I’ve often suggested to people whose family has disowned them for being queer to still reach out to them — even if it’s just a letter — to let them know how great your life is and all you’ve done. It’s a small act, but it helps break up the paradigm that queerness is a hindrance when we all know it isn’t. If anything, it’s a gracious gift.
Please share your story with your friends, families, and allies; we need their voices. Tell everyone about your triumphs and struggles of being queer; this will hopefully trigger something in those who hate, as a simple reminder that we are all human and made of love.
In partnership with Inclusion Tennessee, the Campaign for Southern Equality has a resource page for Transgender youth and families in Tennessee impacted by the passage of HB1/SB1, a law prohibiting transgender-related healthcare for people under 18, including a page to contribute donations.
Feature image: Courtesy of Fred Rowe Foto
Juanita MORE! is a denizen of the limelight. For almost three decades, the laudable hostess has blitzed San Francisco with high glamour, drag irreverence, and danceable beats that have illuminated the entire city. MORE! continues to be a heaping dollop of generosity and a sprinkle of nerve. She inspires those around her to make positive differences in their lives and communities — and doing it all with timeless elegance and an innovative spirit. Most recently, after her reign, Miss MORE! holds the title of Absolute Empress 56 of the Imperial Council of San Francisco –– one of the oldest non-profit organizations globally.

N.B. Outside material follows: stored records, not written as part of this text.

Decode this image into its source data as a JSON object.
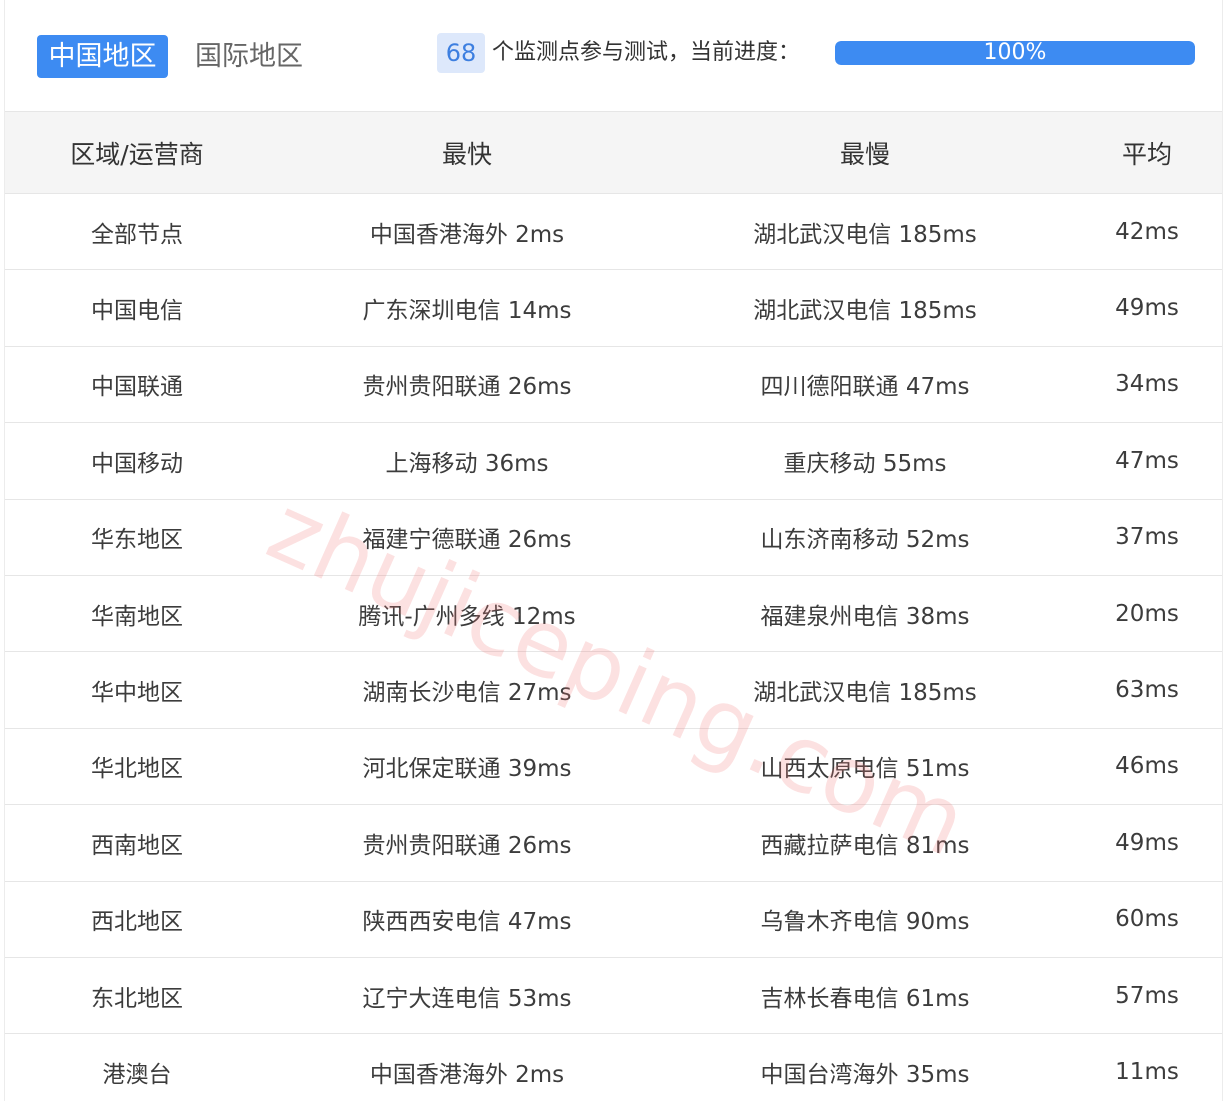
{
  "tabs": {
    "active": "中国地区",
    "inactive": "国际地区"
  },
  "monitor": {
    "count": "68",
    "text": "个监测点参与测试，当前进度：",
    "progress_label": "100%",
    "progress_value": 100,
    "accent_color": "#3d8bf2"
  },
  "table": {
    "headers": {
      "region": "区域/运营商",
      "fastest": "最快",
      "slowest": "最慢",
      "average": "平均"
    },
    "rows": [
      {
        "region": "全部节点",
        "fastest": "中国香港海外 2ms",
        "slowest": "湖北武汉电信 185ms",
        "average": "42ms"
      },
      {
        "region": "中国电信",
        "fastest": "广东深圳电信 14ms",
        "slowest": "湖北武汉电信 185ms",
        "average": "49ms"
      },
      {
        "region": "中国联通",
        "fastest": "贵州贵阳联通 26ms",
        "slowest": "四川德阳联通 47ms",
        "average": "34ms"
      },
      {
        "region": "中国移动",
        "fastest": "上海移动 36ms",
        "slowest": "重庆移动 55ms",
        "average": "47ms"
      },
      {
        "region": "华东地区",
        "fastest": "福建宁德联通 26ms",
        "slowest": "山东济南移动 52ms",
        "average": "37ms"
      },
      {
        "region": "华南地区",
        "fastest": "腾讯-广州多线 12ms",
        "slowest": "福建泉州电信 38ms",
        "average": "20ms"
      },
      {
        "region": "华中地区",
        "fastest": "湖南长沙电信 27ms",
        "slowest": "湖北武汉电信 185ms",
        "average": "63ms"
      },
      {
        "region": "华北地区",
        "fastest": "河北保定联通 39ms",
        "slowest": "山西太原电信 51ms",
        "average": "46ms"
      },
      {
        "region": "西南地区",
        "fastest": "贵州贵阳联通 26ms",
        "slowest": "西藏拉萨电信 81ms",
        "average": "49ms"
      },
      {
        "region": "西北地区",
        "fastest": "陕西西安电信 47ms",
        "slowest": "乌鲁木齐电信 90ms",
        "average": "60ms"
      },
      {
        "region": "东北地区",
        "fastest": "辽宁大连电信 53ms",
        "slowest": "吉林长春电信 61ms",
        "average": "57ms"
      },
      {
        "region": "港澳台",
        "fastest": "中国香港海外 2ms",
        "slowest": "中国台湾海外 35ms",
        "average": "11ms"
      }
    ]
  },
  "watermark": "zhujiceping.com"
}
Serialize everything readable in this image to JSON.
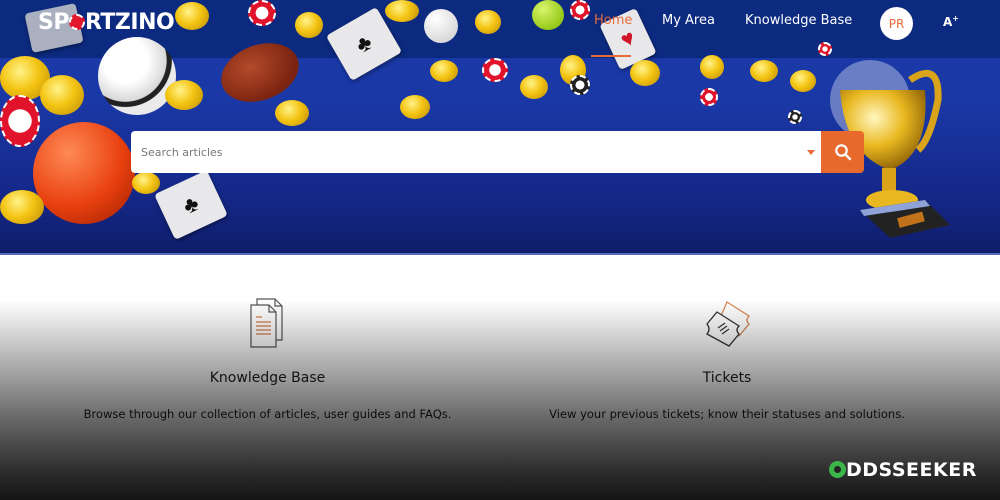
{
  "brand": {
    "logo_prefix": "SP",
    "logo_suffix": "RTZINO"
  },
  "nav": {
    "items": [
      {
        "label": "Home",
        "active": true
      },
      {
        "label": "My Area",
        "active": false
      },
      {
        "label": "Knowledge Base",
        "active": false
      }
    ],
    "avatar_initials": "PR",
    "font_size_label": "A",
    "font_size_sup": "+"
  },
  "search": {
    "placeholder": "Search articles",
    "value": ""
  },
  "tiles": [
    {
      "title": "Knowledge Base",
      "description": "Browse through our collection of articles, user guides and FAQs.",
      "icon": "documents-icon"
    },
    {
      "title": "Tickets",
      "description": "View your previous tickets; know their statuses and solutions.",
      "icon": "tickets-icon"
    }
  ],
  "watermark": {
    "prefix": "O",
    "text": "DDSSEEKER"
  },
  "colors": {
    "accent": "#e8692c",
    "header_bg": "#0c2a80",
    "hero_bg": "#1a3aa8",
    "watermark_green": "#3bb54a"
  }
}
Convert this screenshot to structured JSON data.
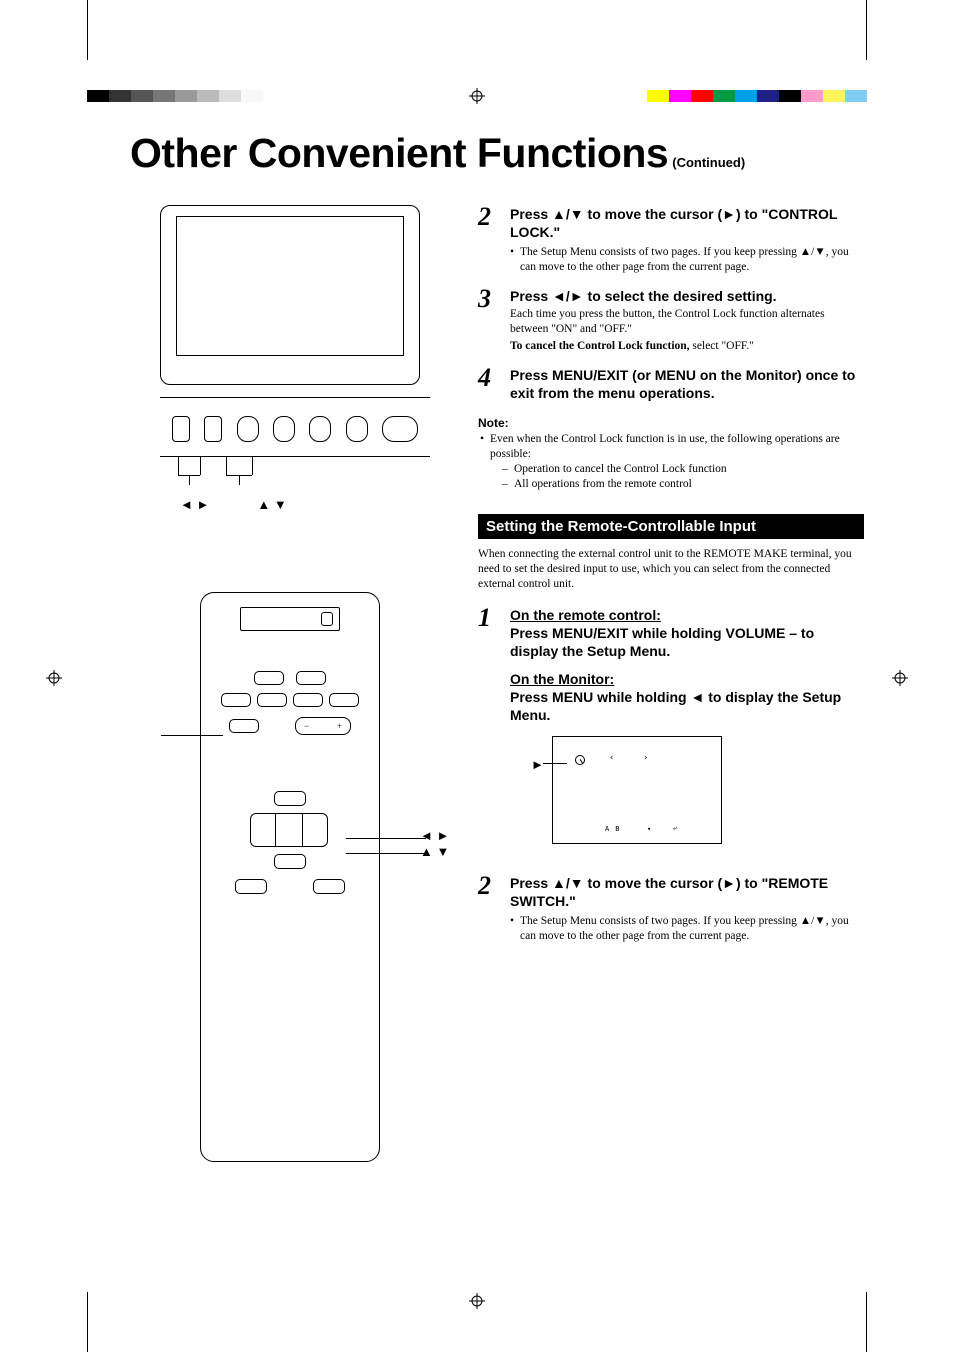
{
  "colorbar": {
    "left_grays": [
      "#000000",
      "#333333",
      "#555555",
      "#777777",
      "#999999",
      "#bbbbbb",
      "#dddddd",
      "#f9f9f9"
    ],
    "right_colors": [
      "#ffff00",
      "#ff00ff",
      "#ff0000",
      "#009944",
      "#00a0e9",
      "#1d2088",
      "#000000",
      "#ff9bcb",
      "#fff45c",
      "#7ecef4"
    ]
  },
  "title": {
    "main": "Other Convenient Functions",
    "suffix": "(Continued)"
  },
  "arrow_labels": {
    "leftright": "◄ ►",
    "updown": "▲ ▼"
  },
  "steps_top": [
    {
      "num": "2",
      "head": "Press ▲/▼ to move the cursor (►) to \"CONTROL LOCK.\"",
      "bullets": [
        "The Setup Menu consists of two pages. If you keep pressing ▲/▼, you can move to the other page from the current page."
      ]
    },
    {
      "num": "3",
      "head": "Press ◄/► to select the desired setting.",
      "desc": "Each time you press the button, the Control Lock function alternates between \"ON\" and \"OFF.\"",
      "bold_prefix": "To cancel the Control Lock function,",
      "bold_rest": " select \"OFF.\""
    },
    {
      "num": "4",
      "head": "Press MENU/EXIT (or MENU on the Monitor) once to exit from the menu operations."
    }
  ],
  "note": {
    "head": "Note:",
    "items": [
      {
        "text": "Even when the Control Lock function is in use, the following operations are possible:",
        "sub": [
          "Operation to cancel the Control Lock function",
          "All operations from the remote control"
        ]
      }
    ]
  },
  "section_bar": "Setting the Remote-Controllable Input",
  "intro": "When connecting the external control unit to the REMOTE MAKE terminal, you need to set the desired input to use, which you can select from the connected external control unit.",
  "steps_bottom": [
    {
      "num": "1",
      "head_lines": [
        {
          "underline": true,
          "text": "On the remote control:"
        },
        {
          "underline": false,
          "text": "Press MENU/EXIT while holding VOLUME – to display the Setup Menu."
        },
        {
          "spacer": true
        },
        {
          "underline": true,
          "text": "On the Monitor:"
        },
        {
          "underline": false,
          "text": "Press MENU while holding ◄ to display the Setup Menu."
        }
      ]
    },
    {
      "num": "2",
      "head": "Press ▲/▼ to move the cursor (►) to \"REMOTE SWITCH.\"",
      "bullets": [
        "The Setup Menu consists of two pages. If you keep pressing ▲/▼, you can move to the other page from the current page."
      ]
    }
  ]
}
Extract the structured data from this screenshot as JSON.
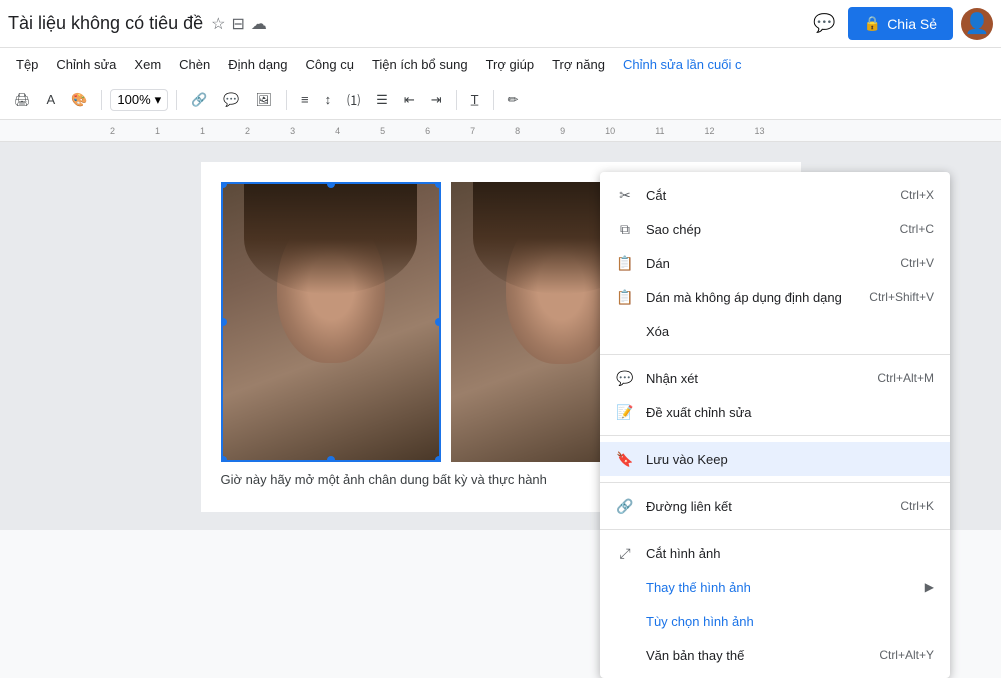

To date, MORE! has helped raise over 1 million dollars for local charities — among them GBLT Historical Society & Archives, Our Trans Youth, Q Foundation, Queer Lifespace, Transgender Law Center, and more. In addition, MORE! tirelessly fundraises for organizations in San Francisco that are adamant about helping communities in the seven-by-seven thrive, all while shining light and offering support to those who’ve been overlooked for far too long.
MORE! embodies what it means to be a conduit of connection. MORE!’ brings the people together to fundraise, celebrate community, and demand social change around San Francisco and elsewhere. Her culinary expressions are an extension of what mothers have been doing in their kitchens for generations — which, simply states, is sharing “loads of love.”